Heavy haul trucking is not the same as hauling tractor-trailer loads of goods over highways to various destinations. There are a great many more considerations involved in heavy haul trucking, due to the oversized or overweight characteristics of the machinery or equipment being transported. The size and weight alone call for additional considerations, simply because the equipment is difficult to move, and because it can be very dangerous to any crew members working on it. That means special knowledge and experience is required in the heavy haul trucking industry, in order to safely transport heavy machinery, and ensure that it arrives on time at its intended destination.
What is Heavy Haul Trucking?
In essence, heavy haul trucking involves moving over-sized items such as military equipment or industrial machinery which exceeds legal limitations imposed on the transport of freight over our nation’s roadways. This being the case, the federal government has mandated that all states must establish their own requirements regarding shipments that are either overweight or oversized.
That’s because special handling is always required for such shipments, especially since they may not even be able to travel on some roadways because of their weight or size. It will generally be necessary to obtain special permits from the appropriate agencies when moving oversize or overweight shipments across any given state, and if the route calls for crossing several states, it will be necessary to obtain permits from all those states.

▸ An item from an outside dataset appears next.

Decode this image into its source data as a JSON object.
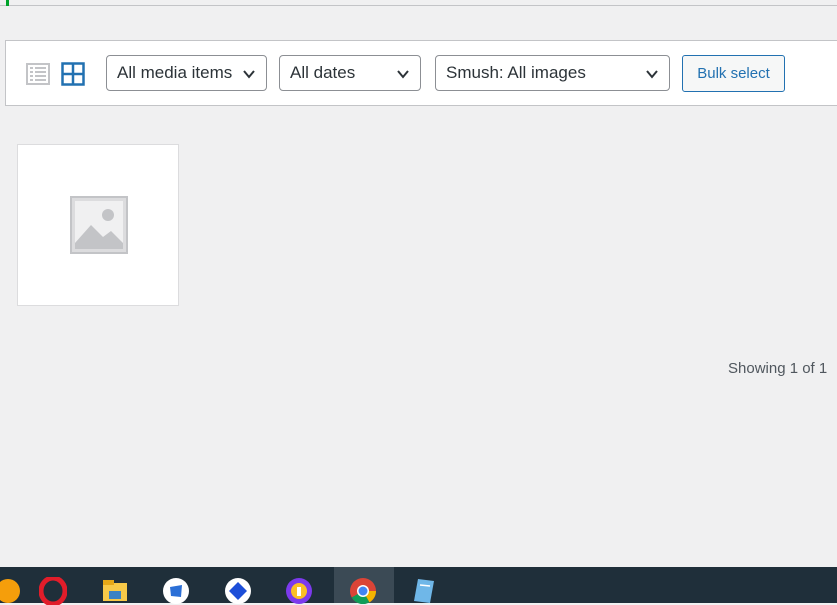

While limitations can be different from one state to the next, there are some general guidelines which apply to most oversized or overweight loads. For instance, any shipment which exceeds a gross weight of 80,000 pounds would require a special permit, as would a shipment longer than 53 feet, or one which exceeds a height of 13.6 feet, or a width of 8.6 feet.
How Can You Transport Heavy Machinery?
Because of the size and weight involved in heavy haul trucking shipments, it is necessary to observe some standard protocols for loading, transporting, and unloading, because a dangerous situation can quickly develop if safety precautions are not followed. Historically, just about half of all the injuries which have ever occurred when moving heavy equipment, happen either during the loading or unloading processes, so keeping safety in mind is critical.
That’s one reason why it’s a good practice to prepare a risk assessment before embarking on the transport of any heavy equipment. It helps to know beforehand exactly what type of dangers are involved and when they might occur, so that the team involved in the transport can be better prepared. Safety begins with equipping all crew members with personal protective equipment, so that all those involved can have at least minimal protection from accidents which might occur.
Next, an inspection of the trailer which will be doing the transporting should be performed. This means assessing the status of lights, breaks, tie-down points, tires, and its load-bearing capabilities. During the loading process, all crew members should have a clear understanding of their responsibilities and their functions, so there’s no confusion.
The ramp and the trailer itself need to be clear and free of all debris, so there are no obstructions to loading, and you should pick a location for loading which can adequately bear the weight of both the trailer and the heavy machinery. Each state has laws regarding how heavy equipment is to be secured to a trailer, but in general it will be necessary to have tight, secure chains, as well as properly located tie-down points.
There should be no slack in the chains, and they should be fastened in a linear manner with downward force, with there being at least four chains in use. If there are wheels on the heavy equipment being transported, they should be secured, and the parking brake should be applied. A route should be carefully chosen, especially if interstate travel will be necessary, so that roads can be selected which are capable of handling the oversized or overweight status of the machinery. Lastly, all necessary permits should be obtained from the appropriate state agencies well before travel begins.
How Much Does Heavy Haul Trucking Typically Cost?
The cost of transporting any heavy equipment will always depend on what type of machinery is being moved. The cost per mile will go down as the mileage itself increases, so that for instance, a trip covering 500 miles might cost you $1.75 per mile, whereas distances of less than 100 miles might cost as much as $5.00 per mile or more. Included in the cost of transporting heavy equipment will be such factors as fuel cost, the price of obtaining permits from state agencies, and on longer trips, expenses for the crew members who are doing the transporting.
Can you Make Good Money as a Heavy Haul Trucker?
On average, a heavy haul truck driver in this country can expect to make somewhere around $29.54 per hour, which over the course of a longer trip, can amount to a considerable payday. This information is fairly current, and has been obtained by surveying a number of professionals in the field over the past three years, and averaging out those numbers.
Obviously, some trucking firms will pay more or less than others, and it could also be that specific jobs will pay a higher rate than others. However, as a general rule it can be expected for a heavy haul trucker to earn a significant amount of money on the job. This high pay rate is commensurate with the responsibilities involved, and it assumes a certain level of experience on the part of the trucker or crew member.
Do You Need to Work With a Reliable Heavy Haul Trucking Company?
It takes a knowledgeable and experienced crew to safely transport heavy equipment on the roadways of this country, and it also requires trucks or trailers which are capable of safely performing the task. When you need any kind of heavy equipment or machinery transported locally or across states, you should contact Osage Specialized Transport to do the job. Our crew members have a thorough understanding of all safety protocols and best practices involved in heavy haul trucking, and you can count on your machinery arriving at its destination unharmed, and in its original good working order.